Don’t tell Gollum, but we’ve found The Precious — and it’s in Boston. The One Ring itself, or rather, one of several ”One Rings” used onscreen, is among the artifacts on display at Boston’s Museum of Science in a new exhibition devoted to Peter Jackson’s blockbuster adaptation of J.R.R. Tolkien’s ”Lord of the Rings” trilogy. Here’s why ”LOTR” fans might want to forgo their New Zealand vacations this year in favor of a trip to Beantown (where the exhibit runs through Oct. 24).

1. You can visit the Hobbiton Mill. Many of the settings in ”LOTR” existed only as fantastically detailed miniatures. So visitors can grab a Sauron’s-eye view of the Hobbiton Mill, the Tower of Barad-dur, and The Tower of Orthanc. ”They’re miniatures, but they’re gigantic miniatures,” says exhibit planner Ed Rodley. ”Some of them are too big to travel — Rivendell filled entire rooms They refer to them as big-iatures.”

2. Check out Aragorn’s duds. From Gandalf’s cloak, hat, and sword to Arwen’s equestrian outfit, the exhibit gathers clothing and props from every major character. ”That’s the thing that really brings it to life for me,” says Az James, who helped develop the exhibit for the Museum of New Zealand Te Papa Tongarewa. ”They made things that are absolutely perfect, but only appeared on screen for a second. It’s true craftmanship.”

3. Catch a creature feature. Want to meet Treebeard? A near-scale version of the friendly, ancient Ent is hanging out in the museum, as are a gigantic cave troll, a goblin, and detailed explanations of how the creatures came to flesh-chomping life.

4. Get cut down to Frodo’s size. Don’t tell anybody, but Elijah Wood isn’t THAT short. The forced-perspective tricks used to make the hobbits look teeny are illuminated in an exhibit that lets fans project themselves into a scene in ”Fellowship of the Ring” in which Gandalf and Frodo ride a donkey cart. ”There are two benches on two different scales, physically separated by a couple of feet, that a pair of cameras look at,” explains Rodley. ”When you composite those two images from those two cameras, the images seem to line up perfectly.”

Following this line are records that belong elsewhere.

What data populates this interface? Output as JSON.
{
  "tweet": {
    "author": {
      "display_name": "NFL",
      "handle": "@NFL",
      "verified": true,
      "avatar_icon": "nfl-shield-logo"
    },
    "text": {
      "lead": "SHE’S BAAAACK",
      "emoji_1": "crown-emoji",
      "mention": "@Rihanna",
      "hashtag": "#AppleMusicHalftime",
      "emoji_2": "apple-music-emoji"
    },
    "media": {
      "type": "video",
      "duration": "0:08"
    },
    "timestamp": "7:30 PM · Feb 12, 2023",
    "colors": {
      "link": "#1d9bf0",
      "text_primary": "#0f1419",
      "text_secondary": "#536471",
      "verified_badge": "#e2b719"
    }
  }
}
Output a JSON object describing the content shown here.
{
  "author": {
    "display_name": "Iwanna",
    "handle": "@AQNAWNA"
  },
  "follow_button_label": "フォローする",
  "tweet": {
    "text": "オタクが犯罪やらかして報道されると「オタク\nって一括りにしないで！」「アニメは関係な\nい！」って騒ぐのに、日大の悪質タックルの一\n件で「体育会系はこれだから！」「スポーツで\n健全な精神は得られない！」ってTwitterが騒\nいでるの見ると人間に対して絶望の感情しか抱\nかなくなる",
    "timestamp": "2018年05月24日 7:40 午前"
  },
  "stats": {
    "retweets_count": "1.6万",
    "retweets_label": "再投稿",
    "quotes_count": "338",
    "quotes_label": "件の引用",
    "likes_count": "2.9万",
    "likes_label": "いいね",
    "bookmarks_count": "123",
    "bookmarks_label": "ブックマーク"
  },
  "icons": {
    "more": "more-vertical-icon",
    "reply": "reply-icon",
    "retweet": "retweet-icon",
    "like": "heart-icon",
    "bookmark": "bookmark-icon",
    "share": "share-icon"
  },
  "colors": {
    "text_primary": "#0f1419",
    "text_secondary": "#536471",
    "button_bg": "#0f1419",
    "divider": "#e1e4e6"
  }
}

5. Release your inner Gollum. Visitors can try out the motion-capture technology that sets Gollum a-crawlin’. Step in front of a special camera, and an on-screen digital doppelgänger — either a human, an orc, or an elf — will mimic your every move. And just like Andy Serkis (the actor who ”played” Gollum), you won’t get nominated for an Oscar — even if you really, really deserve one. Not that we’re bitter.